“Cindy, this has absolutely nothing to do with your golf swing. This has everything to do with your head. You try too hard, then you can’t swing the club, then you hit it terrible. You must focus on the task at hand. If you aren’t willing to reveal the truth, you will never reach your potential.”
Wow, how rude was that? The sad thing was, he spoke the truth. After I got over the shock, I made a deal with myself that I would learn how to improve my mental game. I would not allow this stupid game to bring me to tears again.
Everyone hits bad shots. Everyone. The mission is to understand why. Why did you do what you did? Were you comfortable over the ball? Did you take the time to choose the right shot? Were you totally committed to your decision, or did you have doubt? Did you evaluate the risk/reward factors? What are the chances you can pull this shot off? If you don’t have a 50/50 chance, maybe it isn’t such a wise choice.
The game of golf requires both the left and right brain to work to play your best. Your left brain handles all the calculating and your right brain imagines, visualizes, and feels the shot. You can choose the right shot, pick the perfect club, align the face, feel great, and swing terrible. Why? Usually, there is doubt, apprehension, or fear. Sometimes there are underlying issues that can cause bad shots. “Like what?” You might ask. Like no belief in yourself. Maybe you choose shots that are beyond your ability, miss them, and then browbeat yourself. “Here we go again,” you might say. “I always choke on this hole.” This can become a self-fulfilling prophecy. Stop and listen to your inner voice. What is it saying?
How Bad Does it Have to Hurt to be Willing to Change?

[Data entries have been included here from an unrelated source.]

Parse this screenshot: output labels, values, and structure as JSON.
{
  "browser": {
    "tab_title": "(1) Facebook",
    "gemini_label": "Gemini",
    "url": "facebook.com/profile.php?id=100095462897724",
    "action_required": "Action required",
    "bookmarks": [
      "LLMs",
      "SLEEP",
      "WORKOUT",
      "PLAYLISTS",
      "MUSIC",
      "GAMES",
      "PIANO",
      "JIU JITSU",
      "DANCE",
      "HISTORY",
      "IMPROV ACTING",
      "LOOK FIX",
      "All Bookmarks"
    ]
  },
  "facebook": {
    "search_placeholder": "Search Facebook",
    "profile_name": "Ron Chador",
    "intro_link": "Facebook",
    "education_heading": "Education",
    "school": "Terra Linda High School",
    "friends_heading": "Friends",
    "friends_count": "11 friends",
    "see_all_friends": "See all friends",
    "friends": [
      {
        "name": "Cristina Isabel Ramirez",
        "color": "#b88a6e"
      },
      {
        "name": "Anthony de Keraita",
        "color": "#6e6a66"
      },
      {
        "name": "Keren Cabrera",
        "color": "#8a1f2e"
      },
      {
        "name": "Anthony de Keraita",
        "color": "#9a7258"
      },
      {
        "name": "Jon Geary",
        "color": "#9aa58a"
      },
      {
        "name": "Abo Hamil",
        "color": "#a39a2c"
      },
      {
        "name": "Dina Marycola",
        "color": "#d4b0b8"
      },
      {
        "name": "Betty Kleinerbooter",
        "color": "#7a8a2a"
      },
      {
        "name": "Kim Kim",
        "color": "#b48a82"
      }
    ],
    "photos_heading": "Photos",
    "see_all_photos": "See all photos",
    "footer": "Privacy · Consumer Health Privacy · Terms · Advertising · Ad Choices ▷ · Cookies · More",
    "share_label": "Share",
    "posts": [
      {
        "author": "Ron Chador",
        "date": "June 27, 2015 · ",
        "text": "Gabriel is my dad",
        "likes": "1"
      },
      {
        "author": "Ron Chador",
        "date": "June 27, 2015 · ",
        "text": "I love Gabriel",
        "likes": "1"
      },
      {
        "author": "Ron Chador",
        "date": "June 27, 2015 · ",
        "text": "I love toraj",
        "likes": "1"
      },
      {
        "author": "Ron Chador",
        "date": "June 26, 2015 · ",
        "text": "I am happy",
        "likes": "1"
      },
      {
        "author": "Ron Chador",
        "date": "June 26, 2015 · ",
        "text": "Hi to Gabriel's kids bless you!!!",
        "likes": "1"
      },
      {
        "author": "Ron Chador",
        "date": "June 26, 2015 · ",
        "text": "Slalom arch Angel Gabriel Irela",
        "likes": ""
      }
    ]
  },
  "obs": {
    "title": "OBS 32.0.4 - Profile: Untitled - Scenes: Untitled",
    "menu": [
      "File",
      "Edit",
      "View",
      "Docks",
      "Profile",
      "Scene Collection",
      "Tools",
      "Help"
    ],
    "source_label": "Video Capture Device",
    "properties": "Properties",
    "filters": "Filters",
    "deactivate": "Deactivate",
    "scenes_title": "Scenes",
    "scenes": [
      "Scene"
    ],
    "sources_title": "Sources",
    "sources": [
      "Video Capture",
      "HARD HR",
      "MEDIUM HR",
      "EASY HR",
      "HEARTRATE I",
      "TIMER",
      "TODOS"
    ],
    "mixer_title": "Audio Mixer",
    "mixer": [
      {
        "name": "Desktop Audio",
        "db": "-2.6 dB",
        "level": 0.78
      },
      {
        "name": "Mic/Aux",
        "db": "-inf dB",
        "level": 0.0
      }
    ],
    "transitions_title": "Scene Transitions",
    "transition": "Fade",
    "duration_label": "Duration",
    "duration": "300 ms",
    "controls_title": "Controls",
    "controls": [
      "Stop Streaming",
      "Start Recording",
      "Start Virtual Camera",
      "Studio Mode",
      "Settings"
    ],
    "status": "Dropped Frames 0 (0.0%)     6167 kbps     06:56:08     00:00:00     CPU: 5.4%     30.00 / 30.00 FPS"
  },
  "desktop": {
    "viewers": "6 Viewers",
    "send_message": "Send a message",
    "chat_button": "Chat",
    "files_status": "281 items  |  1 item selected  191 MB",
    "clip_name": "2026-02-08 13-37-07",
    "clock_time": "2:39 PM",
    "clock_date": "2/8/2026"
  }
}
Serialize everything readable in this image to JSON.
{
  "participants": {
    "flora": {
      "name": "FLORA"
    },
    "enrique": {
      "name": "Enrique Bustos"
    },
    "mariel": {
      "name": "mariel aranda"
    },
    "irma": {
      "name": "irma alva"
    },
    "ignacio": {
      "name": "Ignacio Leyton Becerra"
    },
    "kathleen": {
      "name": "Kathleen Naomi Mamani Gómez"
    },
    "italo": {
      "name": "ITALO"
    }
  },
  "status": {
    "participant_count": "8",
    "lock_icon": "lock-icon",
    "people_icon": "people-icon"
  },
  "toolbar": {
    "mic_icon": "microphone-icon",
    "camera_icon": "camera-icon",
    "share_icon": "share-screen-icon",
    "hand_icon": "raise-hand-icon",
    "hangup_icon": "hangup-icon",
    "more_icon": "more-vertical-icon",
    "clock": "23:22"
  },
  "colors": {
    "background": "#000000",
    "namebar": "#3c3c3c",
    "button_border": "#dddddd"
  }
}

My question to you is, “How bad does it have to hurt to be willing to change?” If you evaluate your game and have the courage to see the truth, I guarantee you can improve. Ask yourself, “How can I find three to 10 shots per round?” People come in for lessons and tell me they need to hit the golf ball farther. They say, “I have to get off the tee.” I ask them, “What do you shoot?” They say, “95 to 100.” Here is the truth: If you hit the golf ball 180-200 yards straight, you should be able to shoot 85-90 anywhere. Work on your short game and putting to be able to get the ball up and down and your scores will drop.
I urge you to eliminate the confusion. Seek clarity. Understand your own game. What are your strengths and weaknesses? Are you a long hitter who needs to hit more fairways, or a short hitter who needs to get it up and down? Are you willing to work on the aspects of your game that will bring you the most improvement or are you avoiding the truth?
I guarantee if you resolve to diminish the doubt, fight the fears, and stop the pain, you will be on your way to find “It.”